(YOUR OBJECTIVE): The reply must be the number of lines in the following material that include the word "航天基地", and nothing more.

(INPUT RECORDS):

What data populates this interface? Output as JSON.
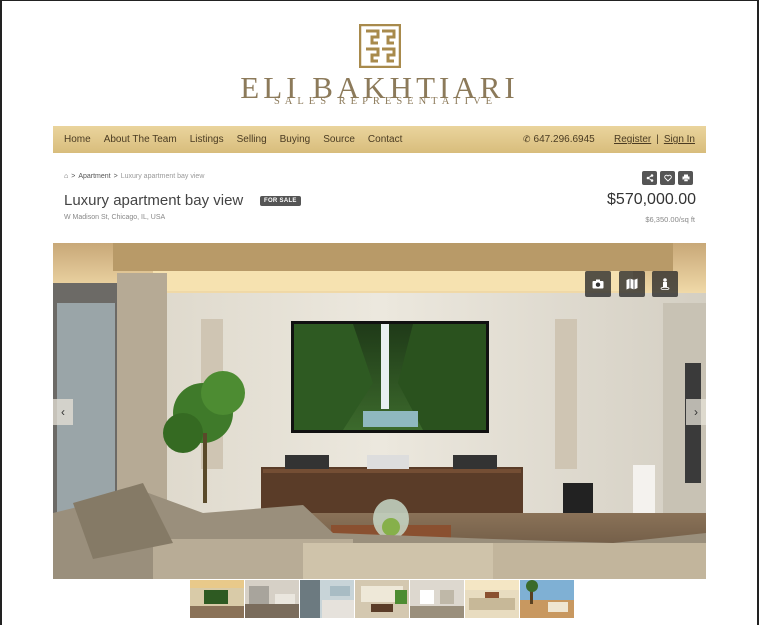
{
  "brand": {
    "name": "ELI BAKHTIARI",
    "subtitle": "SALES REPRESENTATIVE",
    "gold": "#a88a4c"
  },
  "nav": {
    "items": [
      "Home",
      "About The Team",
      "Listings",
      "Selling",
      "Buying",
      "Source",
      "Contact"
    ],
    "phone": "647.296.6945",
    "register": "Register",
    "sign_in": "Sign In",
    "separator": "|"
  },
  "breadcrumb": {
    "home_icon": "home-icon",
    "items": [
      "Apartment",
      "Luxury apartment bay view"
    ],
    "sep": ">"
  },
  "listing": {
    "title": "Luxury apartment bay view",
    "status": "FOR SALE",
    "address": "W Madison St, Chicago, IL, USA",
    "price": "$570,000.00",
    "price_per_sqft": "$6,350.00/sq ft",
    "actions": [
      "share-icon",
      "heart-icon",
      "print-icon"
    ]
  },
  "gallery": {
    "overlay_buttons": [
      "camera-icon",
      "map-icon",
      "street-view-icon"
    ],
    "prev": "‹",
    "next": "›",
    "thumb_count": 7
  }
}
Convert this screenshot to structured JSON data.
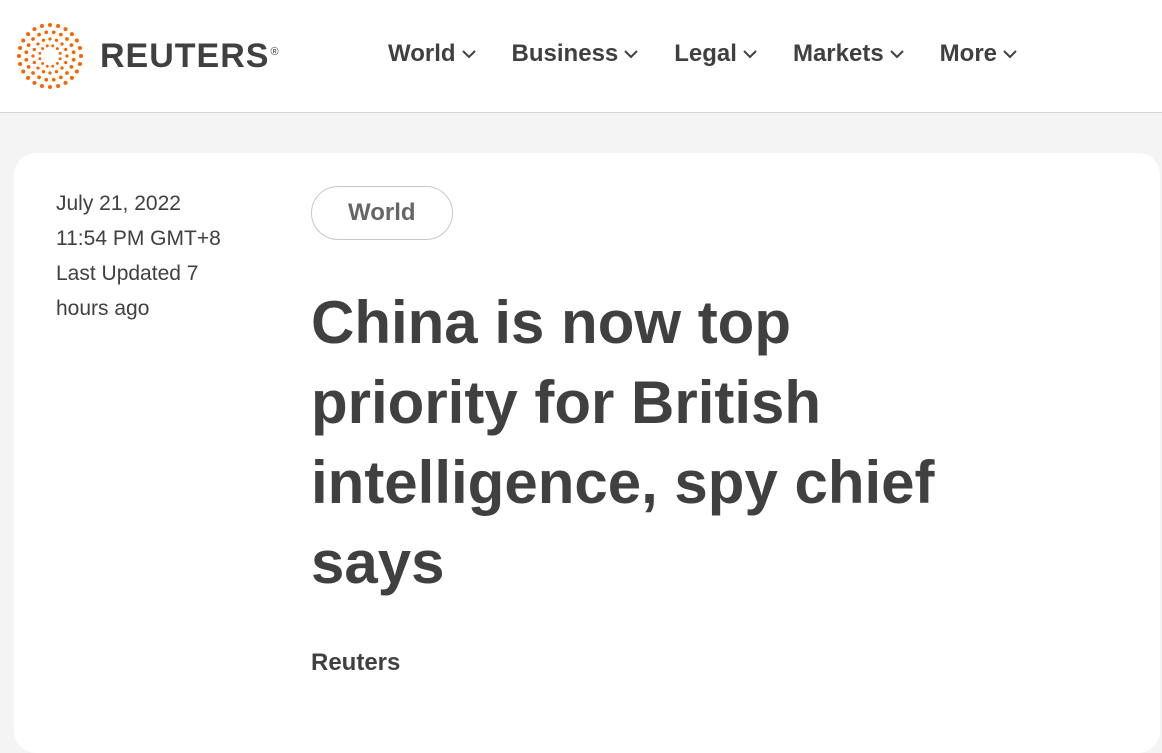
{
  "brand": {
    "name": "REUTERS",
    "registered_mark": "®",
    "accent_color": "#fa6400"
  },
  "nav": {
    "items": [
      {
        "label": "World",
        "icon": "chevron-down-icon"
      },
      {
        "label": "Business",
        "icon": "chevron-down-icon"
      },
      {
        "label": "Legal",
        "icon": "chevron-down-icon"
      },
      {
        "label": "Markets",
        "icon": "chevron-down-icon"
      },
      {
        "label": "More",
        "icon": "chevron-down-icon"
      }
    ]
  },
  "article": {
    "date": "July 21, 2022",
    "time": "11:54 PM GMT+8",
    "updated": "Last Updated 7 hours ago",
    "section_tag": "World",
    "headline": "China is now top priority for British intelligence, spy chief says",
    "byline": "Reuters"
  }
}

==

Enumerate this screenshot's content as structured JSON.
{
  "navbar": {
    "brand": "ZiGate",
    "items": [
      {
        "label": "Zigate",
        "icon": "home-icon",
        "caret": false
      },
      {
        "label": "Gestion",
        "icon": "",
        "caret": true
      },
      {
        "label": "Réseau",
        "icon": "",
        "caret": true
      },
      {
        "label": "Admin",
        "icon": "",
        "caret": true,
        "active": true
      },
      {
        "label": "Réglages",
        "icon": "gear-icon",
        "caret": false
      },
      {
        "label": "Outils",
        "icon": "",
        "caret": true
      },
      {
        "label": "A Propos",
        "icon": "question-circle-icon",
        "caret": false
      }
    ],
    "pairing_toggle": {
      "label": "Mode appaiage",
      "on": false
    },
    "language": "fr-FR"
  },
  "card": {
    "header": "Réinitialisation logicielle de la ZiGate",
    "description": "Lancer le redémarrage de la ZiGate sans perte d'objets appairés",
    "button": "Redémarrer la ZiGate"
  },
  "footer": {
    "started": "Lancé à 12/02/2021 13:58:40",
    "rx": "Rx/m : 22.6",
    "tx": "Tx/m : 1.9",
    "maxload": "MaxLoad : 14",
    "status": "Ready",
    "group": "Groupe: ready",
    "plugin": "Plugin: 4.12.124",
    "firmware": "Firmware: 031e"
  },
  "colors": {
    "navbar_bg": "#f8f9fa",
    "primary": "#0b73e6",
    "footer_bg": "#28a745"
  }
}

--

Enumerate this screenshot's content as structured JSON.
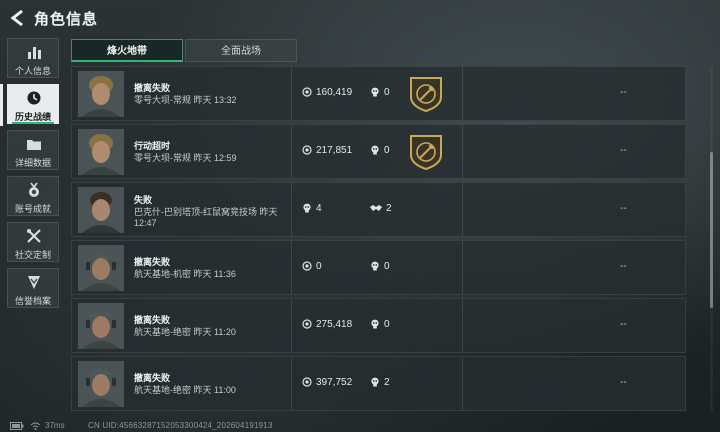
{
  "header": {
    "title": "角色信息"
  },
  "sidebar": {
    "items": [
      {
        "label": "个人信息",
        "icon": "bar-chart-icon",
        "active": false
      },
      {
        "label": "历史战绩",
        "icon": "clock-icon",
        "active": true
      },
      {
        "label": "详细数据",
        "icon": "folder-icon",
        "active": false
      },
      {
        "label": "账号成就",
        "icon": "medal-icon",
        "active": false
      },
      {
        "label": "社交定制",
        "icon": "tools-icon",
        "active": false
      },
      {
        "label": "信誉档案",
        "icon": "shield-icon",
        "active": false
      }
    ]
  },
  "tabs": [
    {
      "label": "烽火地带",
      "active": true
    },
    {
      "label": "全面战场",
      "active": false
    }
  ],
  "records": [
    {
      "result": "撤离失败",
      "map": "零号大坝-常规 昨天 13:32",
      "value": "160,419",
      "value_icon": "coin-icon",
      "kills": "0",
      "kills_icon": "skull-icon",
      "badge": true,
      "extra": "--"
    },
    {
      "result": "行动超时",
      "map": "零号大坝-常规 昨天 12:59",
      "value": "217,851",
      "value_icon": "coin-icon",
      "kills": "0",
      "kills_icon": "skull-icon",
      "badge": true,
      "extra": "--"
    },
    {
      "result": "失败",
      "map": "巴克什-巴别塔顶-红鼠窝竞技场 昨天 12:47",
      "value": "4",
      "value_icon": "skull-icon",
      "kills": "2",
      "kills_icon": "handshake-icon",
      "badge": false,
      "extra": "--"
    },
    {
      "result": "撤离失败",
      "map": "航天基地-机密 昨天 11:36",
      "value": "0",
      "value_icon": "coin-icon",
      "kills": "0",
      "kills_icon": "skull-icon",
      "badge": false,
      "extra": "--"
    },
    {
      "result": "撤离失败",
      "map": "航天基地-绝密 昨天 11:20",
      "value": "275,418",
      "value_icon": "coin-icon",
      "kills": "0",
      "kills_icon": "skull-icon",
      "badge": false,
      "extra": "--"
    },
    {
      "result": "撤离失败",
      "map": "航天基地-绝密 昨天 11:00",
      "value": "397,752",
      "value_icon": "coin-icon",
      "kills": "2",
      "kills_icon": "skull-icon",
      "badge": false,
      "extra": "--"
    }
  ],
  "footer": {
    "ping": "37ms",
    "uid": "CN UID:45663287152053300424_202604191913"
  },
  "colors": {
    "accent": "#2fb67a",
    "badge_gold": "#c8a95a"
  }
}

(WRITTEN ANSWER): 3